If you care, read some of the gory details about what federal officials have called a "political corruption crime spree."

Disabled Workers Are "Last Hired, First Fired"

In an article titled "Recessions Bite Hits Americans With Disabilities Extra Hard," Amanda Ruggeri of U.S. News & World Report says people with disabilities are losing jobs at a rate higher than nondisabled workers. "People with disabilities tend to be the last hired and the first fired," according to Rick Diamond, director of employment services at Disability Network/Lakeshore in Michigan.

This problem is even worse when you consider the vast employment gap that already exists. In 2007, the employment rate for working-age people with disabilities was 36.9 percent (lower than in the previous year). By contrast, the employment rate for people without disabilities was 79.7 percent (the same as the previous year).

People with disabilities are also facing cuts in government funding that threaten programs that provide needed support. I don't see any easy answer to this problem. What do you think should be done?

Sunday, December 7, 2008

Policy Ideas -- What Do You Think?
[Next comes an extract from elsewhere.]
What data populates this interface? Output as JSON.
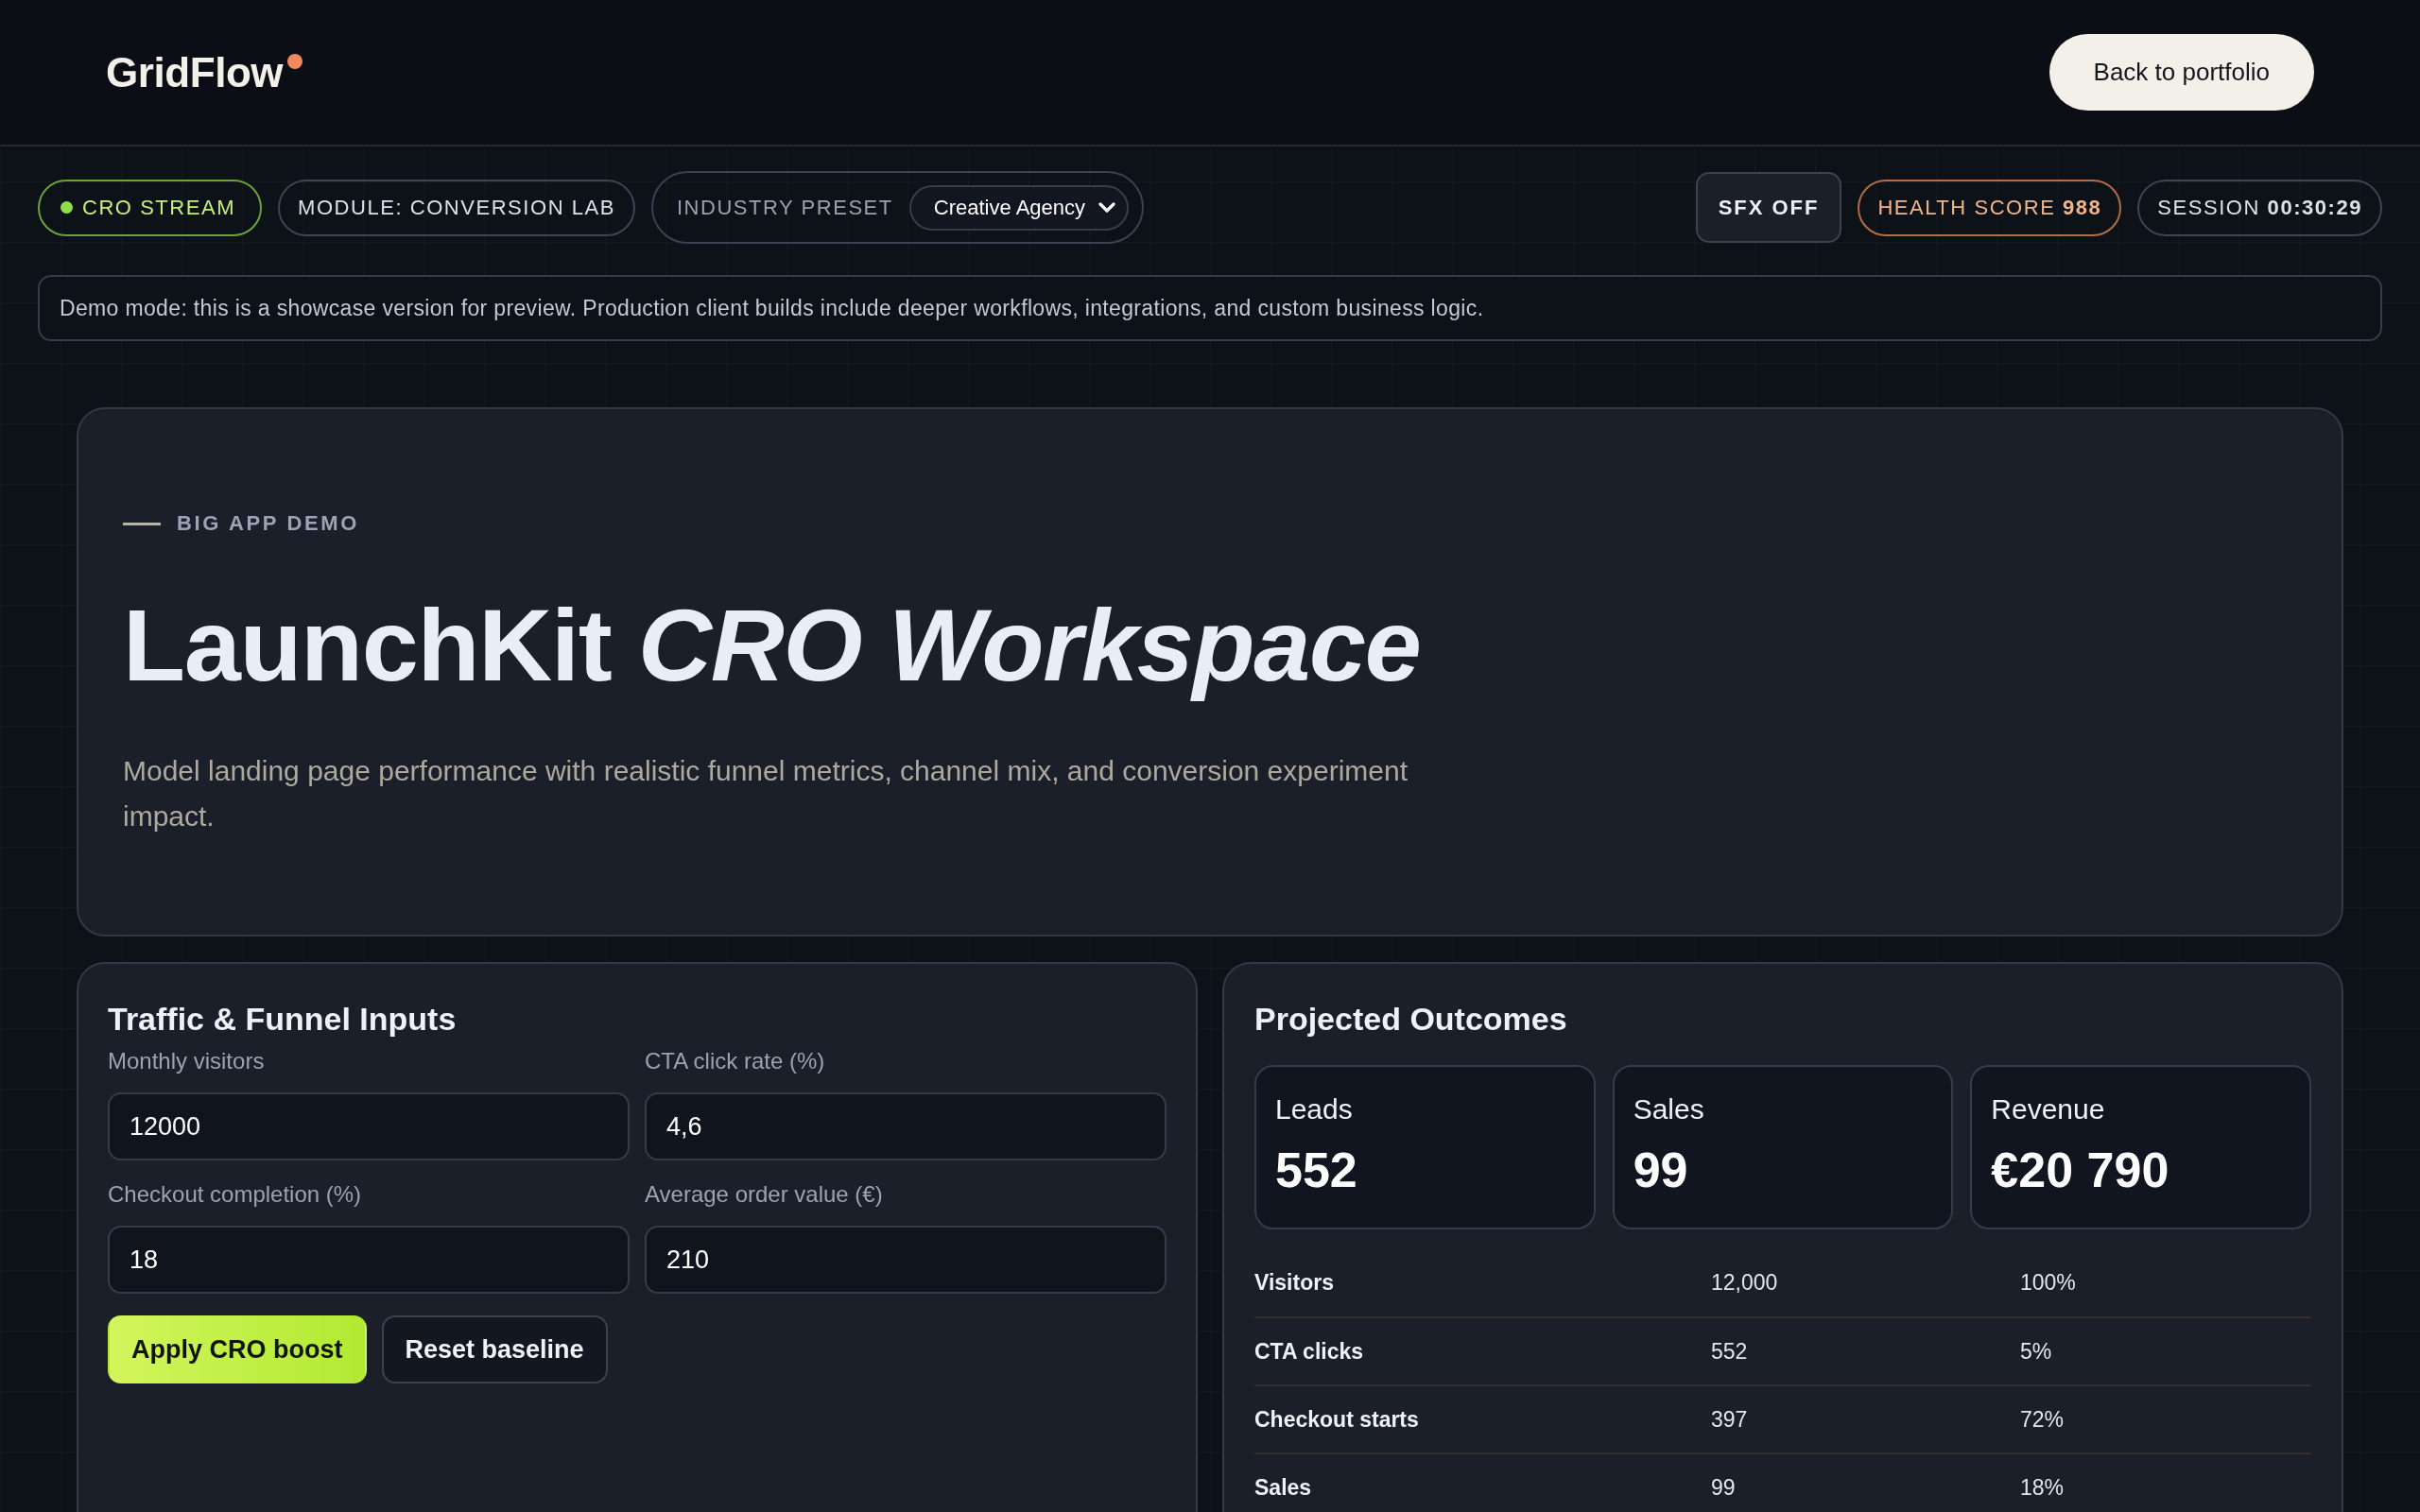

The Consortium for Citizens with Disabilities has made detailed recommendations on disability policy for the Obama-Biden transition team and the 111th Congress. The group's 47-page document covers topics including autism and other developmental disabilities, education, employment and training, health, housing, long-term services, disability rights, Social Security, and much more. Does it cover the topics you care most about? If not, what's missing? And what are you doing to make your voice heard?

Saturday, December 6, 2008

Palin Does Good -- Really

During the campaign I occasionally (or frequently) criticized Gov. Palin for her past record on many of her key issues. I suspect she will not be a prominent figure in this blog now that she's back in Alaska, but when she (or Sen. McCain) take action related to special needs, I'll weigh in and invite your comments.

And today's one of those times. To her credit, Palin this week unveiled a plan to invest an additional $5 million to support children's health -- including areas like autism screening, Head Start, obesity prevention, a test program of half-day preschool, and expanded insurance under Denali KidCare (which covers low-income children and pregnant women). The proposed increase to Denali KidCare would cover an additional 1,300 children and about 225 pregnant women. Interestingly, last year Palin opposed an increase in the program despite the fact that the state had a large surplus because of high oil prices.

Today, as the price of oil drops, many Alaska officials worry there may be no additional money for programs like these -- and in fact, some services may need to be cut. Her proposed increases would take effect in the next fiscal year -- at which time a balanced budget would depend on oil prices being $20 higher than the current $40 or so.

If you miss seeing Palin on your TV every day, here's a video of her announcement.

Your Seat at the Table

In the spirit of transparency, the presidential transition team has announced that all policy documents from official meetings with outside organizations will be publicly available for review and discussion on The transition office says, "We're inviting the American public to take a seat at the table and engage in a dialogue about these important issues and ideas -- at the same time members of our team review these documents themselves."

Read the memo from transition head John Podesta to all transition staff, and get more information (and a video) here.

Some materials are already available in the new "Your Seat at the Table" section of If you see something interesting you'd like to raise on this blog, send me an email or add a comment to this post.

Tuesday, December 2, 2008

Mom to McCain: "Don't Forget About Us"

Linda Wessels from Iowa supported Sen. McCain partly because he promised to support kids like her son Sam, who has autism. The campaign may be over, but her fight for increased autism support is not. She's started a petition to hold McCain accountable for the the promises he made on the campaign trail to her and other parents. Wessels says, "I want to show him we are still out here in massive numbers and we still need him to champion our cause."

You can sign her petition here.

Disability Scoop

Special Ed News (Education Week)

Special Education Law